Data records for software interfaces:
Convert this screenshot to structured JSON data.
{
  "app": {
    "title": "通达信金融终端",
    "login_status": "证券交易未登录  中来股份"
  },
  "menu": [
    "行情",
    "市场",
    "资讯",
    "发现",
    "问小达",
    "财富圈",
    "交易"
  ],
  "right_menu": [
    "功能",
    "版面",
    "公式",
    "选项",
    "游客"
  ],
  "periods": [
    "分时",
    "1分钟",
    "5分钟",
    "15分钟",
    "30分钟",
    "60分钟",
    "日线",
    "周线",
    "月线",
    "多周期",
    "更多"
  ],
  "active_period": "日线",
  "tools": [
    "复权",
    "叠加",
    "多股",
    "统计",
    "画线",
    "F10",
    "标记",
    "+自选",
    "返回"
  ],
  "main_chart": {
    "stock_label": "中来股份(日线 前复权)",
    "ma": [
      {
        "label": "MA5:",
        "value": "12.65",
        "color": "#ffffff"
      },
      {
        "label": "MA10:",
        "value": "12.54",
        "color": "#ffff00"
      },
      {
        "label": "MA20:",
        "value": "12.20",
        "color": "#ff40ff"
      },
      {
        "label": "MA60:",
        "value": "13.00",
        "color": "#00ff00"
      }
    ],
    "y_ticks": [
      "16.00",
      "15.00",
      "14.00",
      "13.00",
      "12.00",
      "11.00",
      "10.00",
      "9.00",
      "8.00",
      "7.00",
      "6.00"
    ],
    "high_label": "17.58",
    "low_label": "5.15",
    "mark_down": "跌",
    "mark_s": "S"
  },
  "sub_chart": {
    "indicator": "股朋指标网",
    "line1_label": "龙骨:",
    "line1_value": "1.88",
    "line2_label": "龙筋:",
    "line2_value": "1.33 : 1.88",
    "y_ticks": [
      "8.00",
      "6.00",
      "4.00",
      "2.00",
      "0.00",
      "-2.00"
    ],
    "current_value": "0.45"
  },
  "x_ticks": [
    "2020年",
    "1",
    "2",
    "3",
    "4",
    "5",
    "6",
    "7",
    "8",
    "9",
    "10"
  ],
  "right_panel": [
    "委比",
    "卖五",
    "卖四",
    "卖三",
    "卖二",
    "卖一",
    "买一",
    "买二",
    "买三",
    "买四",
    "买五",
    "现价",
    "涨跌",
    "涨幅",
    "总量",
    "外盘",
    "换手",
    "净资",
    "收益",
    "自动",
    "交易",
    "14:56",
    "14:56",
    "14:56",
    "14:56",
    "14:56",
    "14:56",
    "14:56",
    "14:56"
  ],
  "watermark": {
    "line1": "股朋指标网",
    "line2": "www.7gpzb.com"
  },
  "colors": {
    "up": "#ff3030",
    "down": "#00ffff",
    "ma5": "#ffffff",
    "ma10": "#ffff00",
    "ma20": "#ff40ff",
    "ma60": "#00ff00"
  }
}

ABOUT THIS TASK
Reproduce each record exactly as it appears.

OUTPUT OF THE EXERCISE
Convert this screenshot to structured JSON data.
{
  "app": {
    "title": "通达信金融终端",
    "login_status": "证券交易未登录  中来股份"
  },
  "menu": [
    "行情",
    "市场",
    "资讯",
    "发现",
    "问小达",
    "财富圈",
    "交易"
  ],
  "right_menu": [
    "功能",
    "版面",
    "公式",
    "选项",
    "游客"
  ],
  "periods": [
    "分时",
    "1分钟",
    "5分钟",
    "15分钟",
    "30分钟",
    "60分钟",
    "日线",
    "周线",
    "月线",
    "多周期",
    "更多"
  ],
  "active_period": "日线",
  "tools": [
    "复权",
    "叠加",
    "多股",
    "统计",
    "画线",
    "F10",
    "标记",
    "+自选",
    "返回"
  ],
  "main_chart": {
    "stock_label": "中来股份(日线 前复权)",
    "ma": [
      {
        "label": "MA5:",
        "value": "12.65",
        "color": "#ffffff"
      },
      {
        "label": "MA10:",
        "value": "12.54",
        "color": "#ffff00"
      },
      {
        "label": "MA20:",
        "value": "12.20",
        "color": "#ff40ff"
      },
      {
        "label": "MA60:",
        "value": "13.00",
        "color": "#00ff00"
      }
    ],
    "y_ticks": [
      "16.00",
      "15.00",
      "14.00",
      "13.00",
      "12.00",
      "11.00",
      "10.00",
      "9.00",
      "8.00",
      "7.00",
      "6.00"
    ],
    "high_label": "17.58",
    "low_label": "5.15",
    "mark_down": "跌",
    "mark_s": "S"
  },
  "sub_chart": {
    "indicator": "股朋指标网",
    "line1_label": "龙骨:",
    "line1_value": "1.88",
    "line2_label": "龙筋:",
    "line2_value": "1.33 : 1.88",
    "y_ticks": [
      "8.00",
      "6.00",
      "4.00",
      "2.00",
      "0.00",
      "-2.00"
    ],
    "current_value": "0.45"
  },
  "x_ticks": [
    "2020年",
    "1",
    "2",
    "3",
    "4",
    "5",
    "6",
    "7",
    "8",
    "9",
    "10"
  ],
  "right_panel": [
    "委比",
    "卖五",
    "卖四",
    "卖三",
    "卖二",
    "卖一",
    "买一",
    "买二",
    "买三",
    "买四",
    "买五",
    "现价",
    "涨跌",
    "涨幅",
    "总量",
    "外盘",
    "换手",
    "净资",
    "收益",
    "自动",
    "交易",
    "14:56",
    "14:56",
    "14:56",
    "14:56",
    "14:56",
    "14:56",
    "14:56",
    "14:56"
  ],
  "watermark": {
    "line1": "股朋指标网",
    "line2": "www.7gpzb.com"
  },
  "colors": {
    "up": "#ff3030",
    "down": "#00ffff",
    "ma5": "#ffffff",
    "ma10": "#ffff00",
    "ma20": "#ff40ff",
    "ma60": "#00ff00"
  }
}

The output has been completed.